Except for the pictures, reproduce the records word for word.

### Interface dataset entries
● ● ● ● ●
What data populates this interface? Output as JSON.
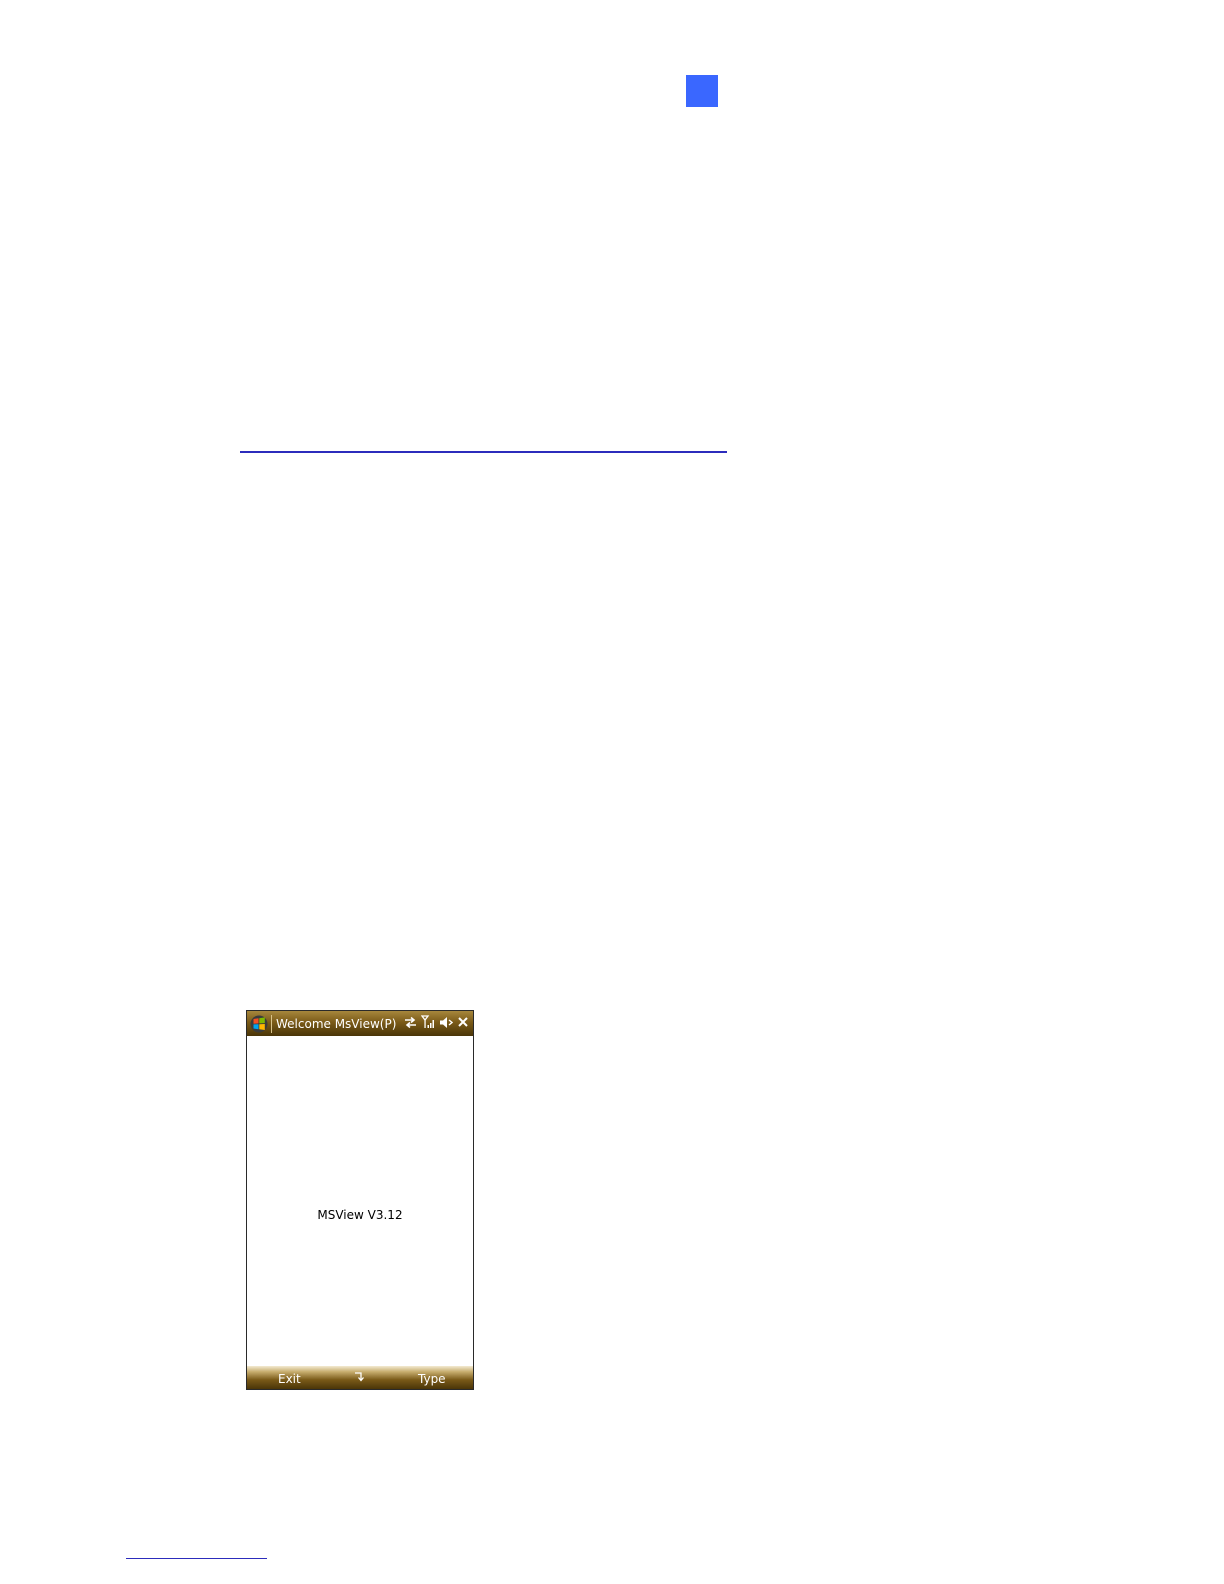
{
  "page": {
    "marker_color": "#3a67ff",
    "rule_color": "#2c2cbc"
  },
  "phone": {
    "title": "Welcome MsView(P)",
    "icons": {
      "start": "windows-start-icon",
      "connectivity": "data-connection-icon",
      "signal": "signal-strength-icon",
      "volume": "volume-muted-icon",
      "close": "close-icon"
    },
    "content": {
      "version": "MSView V3.12"
    },
    "softkeys": {
      "left": "Exit",
      "middle_icon": "back-arrow-icon",
      "right": "Type"
    },
    "theme_color": "#7a5a18"
  }
}
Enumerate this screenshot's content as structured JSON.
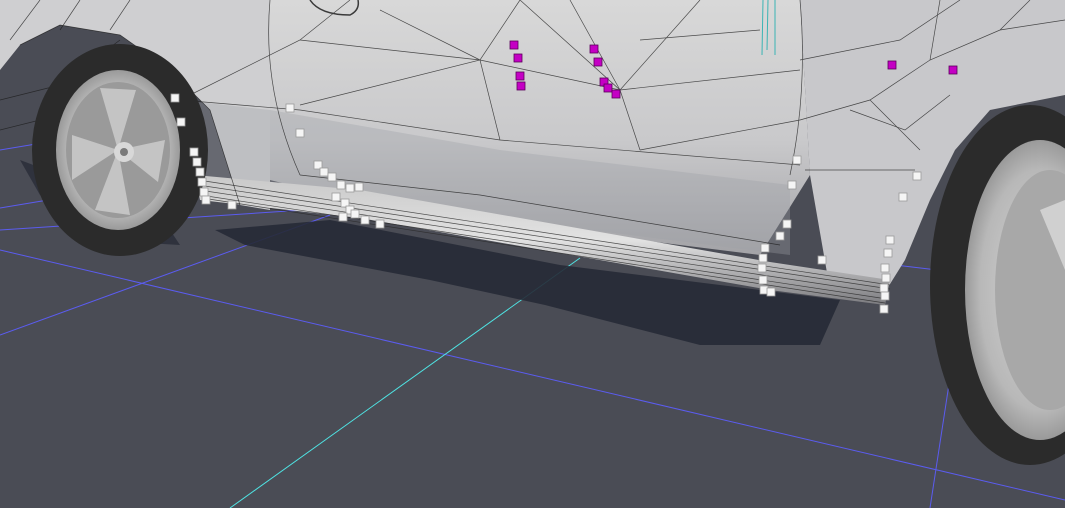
{
  "viewport": {
    "mode": "mesh-edit",
    "display": "wireframe-on-shaded",
    "colors": {
      "background": "#4a4c55",
      "grid_line": "#5b5cf0",
      "axis_line": "#4fe3e3",
      "body_light": "#e6e6e6",
      "body_dark": "#8f9096",
      "wire": "#1c1c1c",
      "vertex_selected": "#f5f5f5",
      "vertex_magenta": "#c400c4",
      "tire": "#2b2b2b",
      "rim": "#bdbdbd",
      "shadow": "#262a36"
    }
  },
  "model": {
    "object": "car-body",
    "parts": [
      "left-side-skirt",
      "front-wheel",
      "rear-wheel",
      "door",
      "front-fender",
      "rear-quarter-panel"
    ]
  },
  "selection": {
    "element_type": "vertex",
    "highlighted_groups": [
      "skirt-front-end",
      "skirt-front-door-seam",
      "skirt-rear-door-seam",
      "skirt-rear-end"
    ],
    "secondary_marker_groups": [
      "door-markers-left",
      "door-markers-right",
      "quarter-panel-markers"
    ]
  }
}
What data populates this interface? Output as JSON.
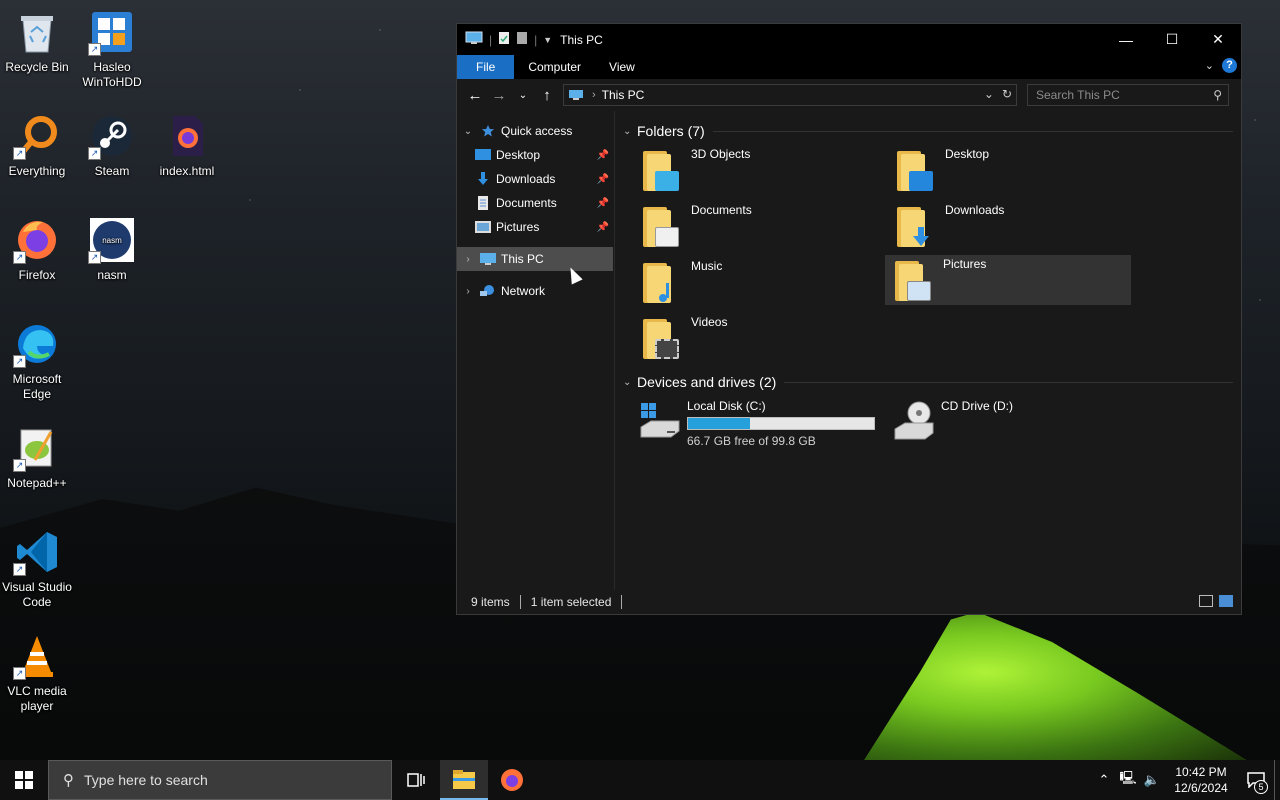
{
  "desktop": {
    "icons": [
      {
        "label": "Recycle Bin",
        "icon": "recycle-bin-icon"
      },
      {
        "label": "Hasleo WinToHDD",
        "icon": "hasleo-wintohdd-icon"
      },
      {
        "label": "Everything",
        "icon": "everything-search-icon"
      },
      {
        "label": "Steam",
        "icon": "steam-icon"
      },
      {
        "label": "index.html",
        "icon": "firefox-html-file-icon"
      },
      {
        "label": "Firefox",
        "icon": "firefox-icon"
      },
      {
        "label": "nasm",
        "icon": "nasm-icon"
      },
      {
        "label": "Microsoft Edge",
        "icon": "edge-icon"
      },
      {
        "label": "Notepad++",
        "icon": "notepad-plus-plus-icon"
      },
      {
        "label": "Visual Studio Code",
        "icon": "vscode-icon"
      },
      {
        "label": "VLC media player",
        "icon": "vlc-icon"
      }
    ]
  },
  "explorer": {
    "title": "This PC",
    "ribbon_tabs": [
      "File",
      "Computer",
      "View"
    ],
    "address": "This PC",
    "search_placeholder": "Search This PC",
    "nav": {
      "quick_access": "Quick access",
      "quick_items": [
        "Desktop",
        "Downloads",
        "Documents",
        "Pictures"
      ],
      "this_pc": "This PC",
      "network": "Network"
    },
    "folders_header": "Folders (7)",
    "folders": [
      "3D Objects",
      "Desktop",
      "Documents",
      "Downloads",
      "Music",
      "Pictures",
      "Videos"
    ],
    "drives_header": "Devices and drives (2)",
    "drives": [
      {
        "name": "Local Disk (C:)",
        "free_text": "66.7 GB free of 99.8 GB",
        "used_fraction": 0.332
      },
      {
        "name": "CD Drive (D:)"
      }
    ],
    "status": {
      "items": "9 items",
      "selected": "1 item selected"
    }
  },
  "taskbar": {
    "search_placeholder": "Type here to search",
    "time": "10:42 PM",
    "date": "12/6/2024",
    "notification_count": "5"
  },
  "colors": {
    "accent": "#1a6fc4",
    "drive_fill": "#26a0da",
    "folder_yellow": "#f7d675"
  }
}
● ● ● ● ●
### Solution for this exercise
What data populates this interface? Output as JSON.
{
  "page": {
    "marker_color": "#3a67ff",
    "rule_color": "#2c2cbc"
  },
  "phone": {
    "title": "Welcome MsView(P)",
    "icons": {
      "start": "windows-start-icon",
      "connectivity": "data-connection-icon",
      "signal": "signal-strength-icon",
      "volume": "volume-muted-icon",
      "close": "close-icon"
    },
    "content": {
      "version": "MSView V3.12"
    },
    "softkeys": {
      "left": "Exit",
      "middle_icon": "back-arrow-icon",
      "right": "Type"
    },
    "theme_color": "#7a5a18"
  }
}
Enumerate this screenshot's content as structured JSON.
{
  "viewport": {
    "mode": "mesh-edit",
    "display": "wireframe-on-shaded",
    "colors": {
      "background": "#4a4c55",
      "grid_line": "#5b5cf0",
      "axis_line": "#4fe3e3",
      "body_light": "#e6e6e6",
      "body_dark": "#8f9096",
      "wire": "#1c1c1c",
      "vertex_selected": "#f5f5f5",
      "vertex_magenta": "#c400c4",
      "tire": "#2b2b2b",
      "rim": "#bdbdbd",
      "shadow": "#262a36"
    }
  },
  "model": {
    "object": "car-body",
    "parts": [
      "left-side-skirt",
      "front-wheel",
      "rear-wheel",
      "door",
      "front-fender",
      "rear-quarter-panel"
    ]
  },
  "selection": {
    "element_type": "vertex",
    "highlighted_groups": [
      "skirt-front-end",
      "skirt-front-door-seam",
      "skirt-rear-door-seam",
      "skirt-rear-end"
    ],
    "secondary_marker_groups": [
      "door-markers-left",
      "door-markers-right",
      "quarter-panel-markers"
    ]
  }
}
What data populates this interface? Output as JSON.
{
  "desktop": {
    "icons": [
      {
        "label": "Recycle Bin",
        "icon": "recycle-bin-icon"
      },
      {
        "label": "Hasleo WinToHDD",
        "icon": "hasleo-wintohdd-icon"
      },
      {
        "label": "Everything",
        "icon": "everything-search-icon"
      },
      {
        "label": "Steam",
        "icon": "steam-icon"
      },
      {
        "label": "index.html",
        "icon": "firefox-html-file-icon"
      },
      {
        "label": "Firefox",
        "icon": "firefox-icon"
      },
      {
        "label": "nasm",
        "icon": "nasm-icon"
      },
      {
        "label": "Microsoft Edge",
        "icon": "edge-icon"
      },
      {
        "label": "Notepad++",
        "icon": "notepad-plus-plus-icon"
      },
      {
        "label": "Visual Studio Code",
        "icon": "vscode-icon"
      },
      {
        "label": "VLC media player",
        "icon": "vlc-icon"
      }
    ]
  },
  "explorer": {
    "title": "This PC",
    "ribbon_tabs": [
      "File",
      "Computer",
      "View"
    ],
    "address": "This PC",
    "search_placeholder": "Search This PC",
    "nav": {
      "quick_access": "Quick access",
      "quick_items": [
        "Desktop",
        "Downloads",
        "Documents",
        "Pictures"
      ],
      "this_pc": "This PC",
      "network": "Network"
    },
    "folders_header": "Folders (7)",
    "folders": [
      "3D Objects",
      "Desktop",
      "Documents",
      "Downloads",
      "Music",
      "Pictures",
      "Videos"
    ],
    "drives_header": "Devices and drives (2)",
    "drives": [
      {
        "name": "Local Disk (C:)",
        "free_text": "66.7 GB free of 99.8 GB",
        "used_fraction": 0.332
      },
      {
        "name": "CD Drive (D:)"
      }
    ],
    "status": {
      "items": "9 items",
      "selected": "1 item selected"
    }
  },
  "taskbar": {
    "search_placeholder": "Type here to search",
    "time": "10:42 PM",
    "date": "12/6/2024",
    "notification_count": "5"
  },
  "colors": {
    "accent": "#1a6fc4",
    "drive_fill": "#26a0da",
    "folder_yellow": "#f7d675"
  }
}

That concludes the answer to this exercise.